Integration by Substitution
which looks a lot simpler. If we were to integrate the function we would carry out the replacements in the following way:
It is nice to present a difficult problem in detail and then have students work alone or in small groups to solve a similar problem. For example, the following problem could be presented on the board with clear explanations for each step:
Solve the Integral:
Substitutions should be tested by having students perform integrals that are simplified with a substitution. The following are good questions to get them warmed up:
Integration by Parts
To teach this it is nice to do a problem in detail and then have students work individually on a similar problem trying to recall your steps as they go. To teach integration by parts put a problem on the board, like:
After this the formal equations can be introduced and they are much more likely to be understood than if they are discussed without a concrete example.
3. Find the following integral:
Integration by Partial Fractions
This lesson describes a general means by which complicated fractions of polynomials, or rational functions, can be written out as a sum of simpler fractions. Often one can use a guess and check technique to find the correct partial fraction decomposition. As a very simple example, consider the fraction:
However, adding these we obtain:
The guess and check technique is only of limited value for more complicated fractions and is only possible with some experience. Therefore, it will be important for students to practice with a number of examples. However, it should be clear that the integration part of these problems is really not important to the concept itself of partial fraction decomposition. So it is recommended that students are given the opportunity to gain experience with partial fractions without having to integrate them afterwards.
This can be done with a game. Have students take out only paper and pencil and divide the class into two teams. On the board you can write some rational function like:
and then call on the student who believes s/he has decomposed this correctly for his/her team. The student will have to present the work on the board, and if it is correct:
Again, it is not important that students complete the integration in these problems to learn and master the technique of partial fractions. Of course, this will eventually be important and should ideally be practiced. However if time is limited then the decomposition itself can be honed.
The material presented here is more or less a recipe for various possible combinations of sines, cosines, tangents and secants. Without some motivation, most students will find this lesson to be fairly dull. So it is recommended that a solid example of some kind be used to bring this to life. For example, one might discuss the voltage being in an electrical wall socket. This voltage is actually described by the function:
To understand this it is important to have a look at the plot for voltage above:
So the average voltage produced by any wall-socket is actually zero!
What we really want instead is a measure of how big the voltage is on average, and one way to do that is to make it positive everywhere and then take the average. This could be done with absolute values, but the simpler way is by squaring the function, taking its average, and then taking the square root of the result:

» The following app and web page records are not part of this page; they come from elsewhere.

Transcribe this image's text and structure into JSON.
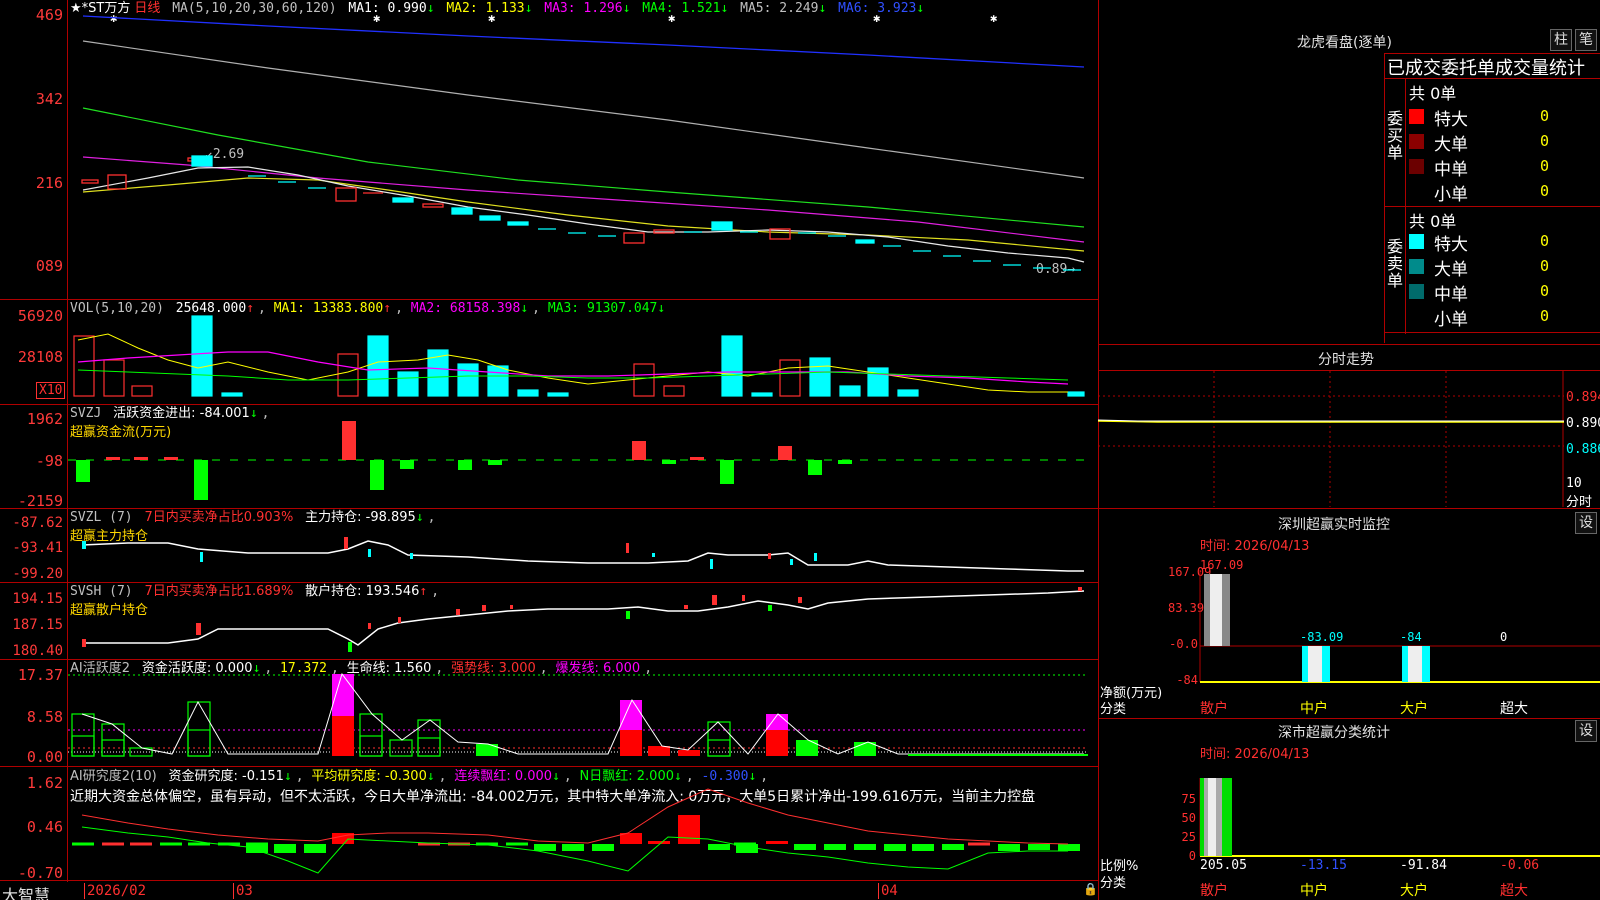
{
  "colors": {
    "up": "#ff3030",
    "down": "#00ffff",
    "ma1": "#ffffff",
    "ma2": "#ffff00",
    "ma3": "#ff00ff",
    "ma4": "#00ff00",
    "ma5": "#c0c0c0",
    "ma6": "#0000ff",
    "grid": "#b00000"
  },
  "main": {
    "stock": "★*ST万方",
    "period": "日线",
    "ma_label": "MA(5,10,20,30,60,120)",
    "ma1": "MA1: 0.990",
    "ma2": "MA2: 1.133",
    "ma3": "MA3: 1.296",
    "ma4": "MA4: 1.521",
    "ma5": "MA5: 2.249",
    "ma6": "MA6: 3.923",
    "axis": [
      "469",
      "342",
      "216",
      "089"
    ],
    "high_note": "2.69",
    "low_note": "0.89"
  },
  "vol": {
    "label": "VOL(5,10,20)",
    "v": "25648.000",
    "ma1": "MA1: 13383.800",
    "ma2": "MA2: 68158.398",
    "ma3": "MA3: 91307.047",
    "axis": [
      "56920",
      "28108"
    ],
    "x10": "X10"
  },
  "svzj": {
    "label": "SVZJ",
    "desc": "活跃资金进出: -84.001",
    "sub": "超赢资金流(万元)",
    "axis": [
      "1962",
      "-98",
      "-2159"
    ]
  },
  "svzl": {
    "label": "SVZL (7)",
    "desc1": "7日内买卖净占比0.903%",
    "desc2": "主力持仓: -98.895",
    "sub": "超赢主力持仓",
    "axis": [
      "-87.62",
      "-93.41",
      "-99.20"
    ]
  },
  "svsh": {
    "label": "SVSH (7)",
    "desc1": "7日内买卖净占比1.689%",
    "desc2": "散户持仓: 193.546",
    "sub": "超赢散户持仓",
    "axis": [
      "194.15",
      "187.15",
      "180.40"
    ]
  },
  "ai1": {
    "label": "AI活跃度2",
    "desc1": "资金活跃度: 0.000",
    "desc2": "17.372",
    "desc3": "生命线: 1.560",
    "desc4": "强势线: 3.000",
    "desc5": "爆发线: 6.000",
    "axis": [
      "17.37",
      "8.58",
      "0.00"
    ]
  },
  "ai2": {
    "label": "AI研究度2(10)",
    "desc1": "资金研究度: -0.151",
    "desc2": "平均研究度: -0.300",
    "desc3": "连续飘红: 0.000",
    "desc4": "N日飘红: 2.000",
    "desc5": "-0.300",
    "note": "近期大资金总体偏空，虽有异动，但不太活跃，今日大单净流出: -84.002万元，其中特大单净流入: 0万元，大单5日累计净出-199.616万元，当前主力控盘",
    "axis": [
      "1.62",
      "0.46",
      "-0.70"
    ]
  },
  "xaxis": {
    "brand": "大智慧",
    "d1": "2026/02",
    "d2": "03",
    "d3": "04"
  },
  "right": {
    "title": "龙虎看盘(逐单)",
    "btn1": "柱",
    "btn2": "笔",
    "header": "已成交委托单成交量统计",
    "buy": {
      "title": "委买单",
      "total": "共 0单",
      "rows": [
        {
          "k": "特大",
          "v": "0",
          "c": "#ff0000"
        },
        {
          "k": "大单",
          "v": "0",
          "c": "#8b0000"
        },
        {
          "k": "中单",
          "v": "0",
          "c": "#6b0000"
        },
        {
          "k": "小单",
          "v": "0",
          "c": "#000000"
        }
      ]
    },
    "sell": {
      "title": "委卖单",
      "total": "共 0单",
      "rows": [
        {
          "k": "特大",
          "v": "0",
          "c": "#00ffff"
        },
        {
          "k": "大单",
          "v": "0",
          "c": "#008b8b"
        },
        {
          "k": "中单",
          "v": "0",
          "c": "#006b6b"
        },
        {
          "k": "小单",
          "v": "0",
          "c": "#000000"
        }
      ]
    },
    "fs_title": "分时走势",
    "fs_axis": [
      "0.894",
      "0.890",
      "0.886"
    ],
    "fs_foot1": "10",
    "fs_foot2": "分时",
    "sz_title": "深圳超赢实时监控",
    "sz_btn": "设",
    "sz_time": "时间: 2026/04/13",
    "sz_axis": [
      "167.09",
      "83.39",
      "-0.0",
      "-84"
    ],
    "sz_vals": [
      "167.09",
      "-83.09",
      "-84",
      "0"
    ],
    "sz_ylabel": "净额(万元)",
    "sz_xlabel": "分类",
    "cats": [
      "散户",
      "中户",
      "大户",
      "超大"
    ],
    "ss_title": "深市超赢分类统计",
    "ss_btn": "设",
    "ss_time": "时间: 2026/04/13",
    "ss_axis": [
      "75",
      "50",
      "25",
      "0"
    ],
    "ss_vals": [
      "205.05",
      "-13.15",
      "-91.84",
      "-0.06"
    ],
    "ss_ylabel": "比例%",
    "ss_xlabel": "分类"
  }
}
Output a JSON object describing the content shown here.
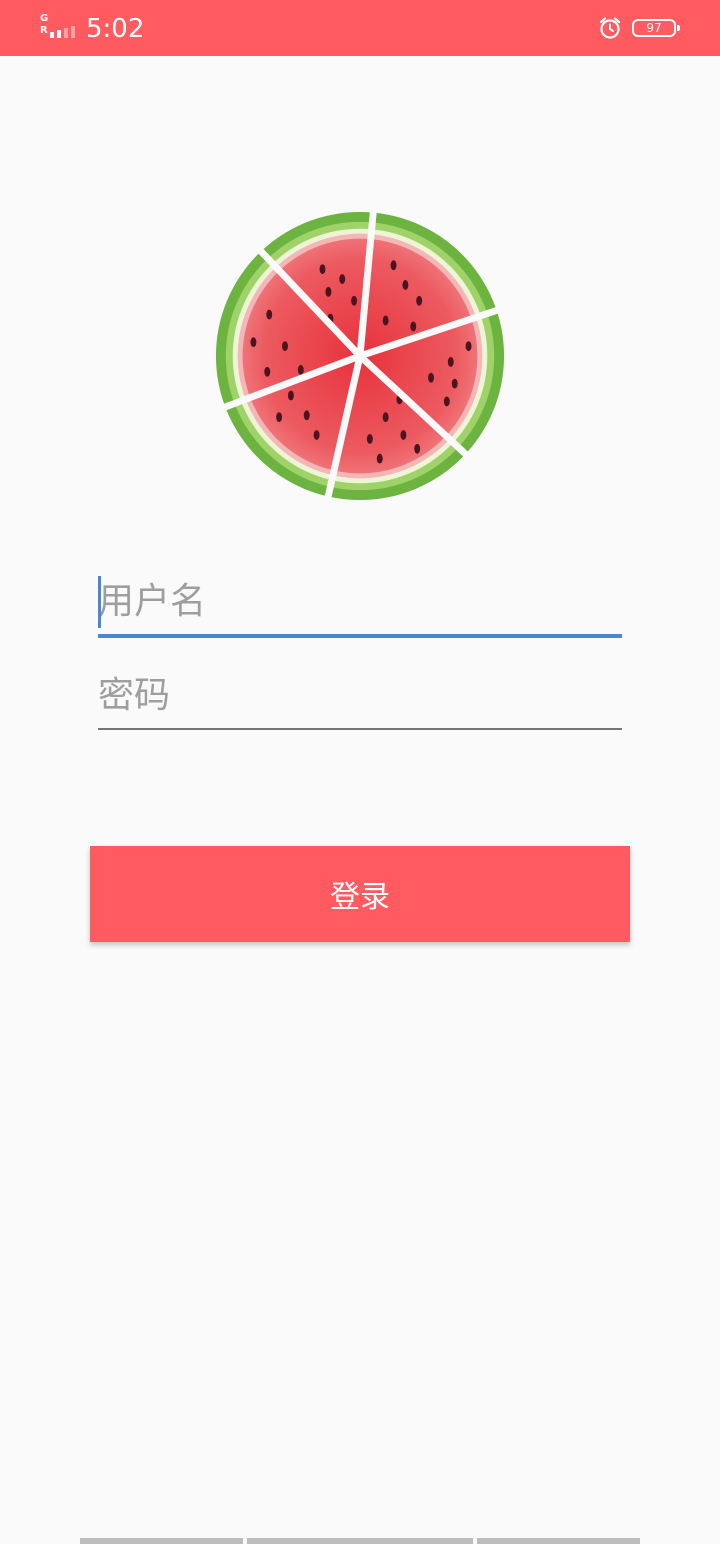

This function will not have an average of zero since it is everywhere positive:
and in fact we need to use integration of a power of sine here to obtain:
For example, if there is a part of the integral that involves a term like:
Similarly, if a part of the integral involves a term like:
It may be best to review quickly where the trig identities that are used in these substitutions come from. If students are encouraged to maintain a picture of a triangle in their minds, then it will not be difficult to recall each identity:
Then the teaching may be done by carrying out a few detailed calculations and requiring students to perform similar work just after. They should try to focus on your logic in each step instead of taking notes or memorizing formulas. That way when they attack the problems on their own the struggle to recall your logic will make the knowledge longer lasting.
Improper integrals can be described as simply a two-step process: We perform the integrals for values that we can do, and then look at the limit as we approach the values we’re not sure about. When a limits itself is infinite, we replace that limit by an arbitrary letter and then after we are done we let that letter go to infinity. When the integral passes over a point of infinite discontinuity then we simply replace that point by an arbitrary letter and then look at its limit after solving the integral again.
we find that it does converge to a finite number. Points of infinite discontinuity can be treated in a similar way.
As a general rule, giving students examples that have concrete applications will make this material more interesting. Students who may not be as motivated as others will appreciate a little less abstraction wherever possible.
Ordinary Differential Equations
Notice that the right hand side of the equation for a Linear ODE:
A discussion on the numerical methods for solving the differential equations follows naturally from a good example. Before actually applying some analytic trick it is a good idea to see where certain points take you along the numerical approximations. This can be very effectively done by tracking your progress along a plot of the isoclines like above. One numerical solution will generally not follow a single isocline, but as long as the step-size is small and the starting point is not near any major singularities, it should very closely follow the contour of an isocline.
Students can be tested on this material by being given simple differential equations to solve that closely mimic problems already solved in the text or in class. They should be encouraged to work in groups and to look for problems that look similar. In following the work and changing it as needed they will become experts at simple ODEs in no time at all.